Blog Defibrillator — “Blasted” and why theatre makes me cranky:
The atmosphere of playwrights offering frank commentary feels like 2003, during the Bush Administration — there is a whole lot wrong, but we’re too afraid to offer our version of the truth. I wish I could publish half the conversations I had last week with playwrights and actors and directors — frustration and confusion and disillusion as toothless irrelevant small-minded productions pass quietly in front of audiences, much better television shows flickering in the back of their minds.
Not every play should be as aggressive as “Blasted”, that amazing play with an amazing production currently playing at Soho Rep. But we can do better. “Blasted” is perhaps the best example of why we go to theatre — and it is not to *enjoy* ourselves.
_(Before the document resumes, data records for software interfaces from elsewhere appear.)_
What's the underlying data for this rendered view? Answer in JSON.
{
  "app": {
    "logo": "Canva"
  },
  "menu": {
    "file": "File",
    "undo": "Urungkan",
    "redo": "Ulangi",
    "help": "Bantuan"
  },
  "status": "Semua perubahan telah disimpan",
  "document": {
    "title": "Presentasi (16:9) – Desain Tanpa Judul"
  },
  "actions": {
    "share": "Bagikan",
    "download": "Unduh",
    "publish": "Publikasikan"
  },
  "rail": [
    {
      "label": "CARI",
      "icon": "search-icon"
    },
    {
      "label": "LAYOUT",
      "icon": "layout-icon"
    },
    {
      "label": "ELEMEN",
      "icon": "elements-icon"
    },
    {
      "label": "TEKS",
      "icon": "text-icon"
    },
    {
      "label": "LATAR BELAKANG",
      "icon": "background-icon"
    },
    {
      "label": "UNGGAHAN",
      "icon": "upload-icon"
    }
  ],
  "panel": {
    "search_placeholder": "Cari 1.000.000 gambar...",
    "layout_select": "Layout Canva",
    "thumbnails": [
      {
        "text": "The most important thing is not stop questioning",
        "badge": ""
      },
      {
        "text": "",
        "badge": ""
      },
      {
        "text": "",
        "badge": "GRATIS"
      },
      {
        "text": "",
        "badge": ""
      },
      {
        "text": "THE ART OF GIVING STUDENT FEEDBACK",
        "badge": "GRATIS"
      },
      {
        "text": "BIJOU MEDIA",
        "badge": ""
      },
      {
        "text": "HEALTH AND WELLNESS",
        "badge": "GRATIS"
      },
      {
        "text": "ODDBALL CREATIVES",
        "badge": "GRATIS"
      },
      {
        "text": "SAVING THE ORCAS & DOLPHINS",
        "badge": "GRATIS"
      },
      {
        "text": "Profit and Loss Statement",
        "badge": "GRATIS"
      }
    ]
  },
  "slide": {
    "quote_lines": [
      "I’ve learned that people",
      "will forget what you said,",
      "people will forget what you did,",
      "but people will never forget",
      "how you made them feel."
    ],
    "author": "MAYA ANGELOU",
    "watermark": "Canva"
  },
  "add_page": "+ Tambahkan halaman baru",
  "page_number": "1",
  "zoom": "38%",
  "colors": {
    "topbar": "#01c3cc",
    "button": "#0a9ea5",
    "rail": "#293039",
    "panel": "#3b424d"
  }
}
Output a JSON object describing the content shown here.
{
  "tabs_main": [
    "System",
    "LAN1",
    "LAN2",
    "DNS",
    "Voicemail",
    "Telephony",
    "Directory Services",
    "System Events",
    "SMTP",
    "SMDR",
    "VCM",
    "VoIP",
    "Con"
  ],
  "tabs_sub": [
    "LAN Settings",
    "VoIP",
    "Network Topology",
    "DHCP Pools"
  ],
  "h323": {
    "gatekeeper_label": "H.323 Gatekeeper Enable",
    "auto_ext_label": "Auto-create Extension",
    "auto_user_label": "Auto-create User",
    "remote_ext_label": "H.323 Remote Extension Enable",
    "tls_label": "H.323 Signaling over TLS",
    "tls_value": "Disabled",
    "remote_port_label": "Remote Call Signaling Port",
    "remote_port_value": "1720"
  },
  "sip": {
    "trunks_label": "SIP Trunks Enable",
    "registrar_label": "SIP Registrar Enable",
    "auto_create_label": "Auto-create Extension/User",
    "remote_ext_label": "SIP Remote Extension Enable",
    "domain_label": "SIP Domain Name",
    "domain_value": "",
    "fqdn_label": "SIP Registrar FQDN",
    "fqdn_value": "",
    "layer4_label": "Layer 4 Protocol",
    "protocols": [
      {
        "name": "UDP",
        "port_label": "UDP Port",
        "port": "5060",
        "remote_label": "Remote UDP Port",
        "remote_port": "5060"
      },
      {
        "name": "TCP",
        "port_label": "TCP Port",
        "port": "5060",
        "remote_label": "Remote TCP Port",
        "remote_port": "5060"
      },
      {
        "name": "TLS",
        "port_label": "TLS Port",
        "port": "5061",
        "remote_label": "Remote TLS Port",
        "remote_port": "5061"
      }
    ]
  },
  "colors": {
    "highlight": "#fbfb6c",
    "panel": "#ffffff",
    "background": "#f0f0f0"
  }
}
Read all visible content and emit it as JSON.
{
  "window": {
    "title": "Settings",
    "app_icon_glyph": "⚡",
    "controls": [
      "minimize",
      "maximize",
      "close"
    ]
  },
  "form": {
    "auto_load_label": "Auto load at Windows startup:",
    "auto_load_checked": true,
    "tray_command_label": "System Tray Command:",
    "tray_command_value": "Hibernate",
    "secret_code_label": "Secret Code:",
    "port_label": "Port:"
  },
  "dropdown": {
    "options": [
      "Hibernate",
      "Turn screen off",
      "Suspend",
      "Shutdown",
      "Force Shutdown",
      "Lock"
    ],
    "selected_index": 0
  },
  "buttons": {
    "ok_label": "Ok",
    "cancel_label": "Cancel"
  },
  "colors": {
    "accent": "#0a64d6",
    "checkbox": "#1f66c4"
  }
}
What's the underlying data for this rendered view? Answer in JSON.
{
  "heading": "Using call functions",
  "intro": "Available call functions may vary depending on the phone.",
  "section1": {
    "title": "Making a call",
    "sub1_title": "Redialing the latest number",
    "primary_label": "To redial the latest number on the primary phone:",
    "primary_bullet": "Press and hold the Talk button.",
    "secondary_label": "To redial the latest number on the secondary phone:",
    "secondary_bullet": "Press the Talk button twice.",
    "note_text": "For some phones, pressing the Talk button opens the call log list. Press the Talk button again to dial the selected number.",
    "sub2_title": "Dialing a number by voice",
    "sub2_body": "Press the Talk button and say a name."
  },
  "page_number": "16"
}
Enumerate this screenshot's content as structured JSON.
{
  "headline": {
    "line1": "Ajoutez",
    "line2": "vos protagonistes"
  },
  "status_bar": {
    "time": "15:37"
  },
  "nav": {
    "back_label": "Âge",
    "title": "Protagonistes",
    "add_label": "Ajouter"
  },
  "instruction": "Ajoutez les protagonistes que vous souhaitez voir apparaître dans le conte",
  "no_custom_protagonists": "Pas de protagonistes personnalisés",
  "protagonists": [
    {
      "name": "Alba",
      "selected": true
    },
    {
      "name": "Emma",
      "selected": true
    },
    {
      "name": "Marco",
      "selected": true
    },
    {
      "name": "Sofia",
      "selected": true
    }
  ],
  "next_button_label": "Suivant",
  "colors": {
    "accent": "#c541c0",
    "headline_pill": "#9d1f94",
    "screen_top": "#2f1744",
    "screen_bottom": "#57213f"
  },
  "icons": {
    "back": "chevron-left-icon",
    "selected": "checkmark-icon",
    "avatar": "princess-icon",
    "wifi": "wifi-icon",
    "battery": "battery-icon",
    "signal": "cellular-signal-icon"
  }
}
This is a tradition that started with thousands of Greeks watching Oedipus gouge his eyes out. And the Greeks were like, “Now I’ve learned something about my attraction to my mother.” They were surely shocked, and they may have been outraged, but they were definitely stirred, definitely unable to go back to they way they thought previously, and that’s what theatre is for.
For me, “Blasted” felt like the end of theatre, the end of the conversation that started with The Greeks. It unfolds like a regional theatre play gone to hell, a Fuck You to anyone who would ever want to sit through another Ayckbourn comedy or measured play about Iraq (take your pick; there are at least a dozen playing right now to snoozing audiences comparing the the on-stage drama to the New York Times headlines or that conversation they had with an ACTUAL veteran, i.e. a frustrating maddening 2 hours of wasted time.) I’m used to walking out of a theatre and having that annoying 15 minute “checklist” conversation with my date, then immediately forgetting what I saw. I walked out of “Blasted” nearly a month ago with a violent cloud above my head, unable to speak to anyone, and am still visited by its imagery — Marin Ireland’s terrifying seizures, the loving blowjob ending in a beating, the wild human eyes of Louis Cancelmi’s soldier, Reed Birney violently cradling the soldier like it was the last physical thing on earth, the last line (”Thank you”).
That the play has been sold out for nearly its whole run and been extended twice is a big Middle Finger to everyone who shies away from producing aggressive work that provokes an audience. The old adage of “our subscribers won’t like it” has been rendered false. We always knew it wasn’t true. From here on out I’m lumping people who profess this opinion with the people who said Obama couldn’t be president — the fear of success overwhelming the possibility of change. You know you’re wrong. Have courage. Do the plays you want. The audience will love you for it.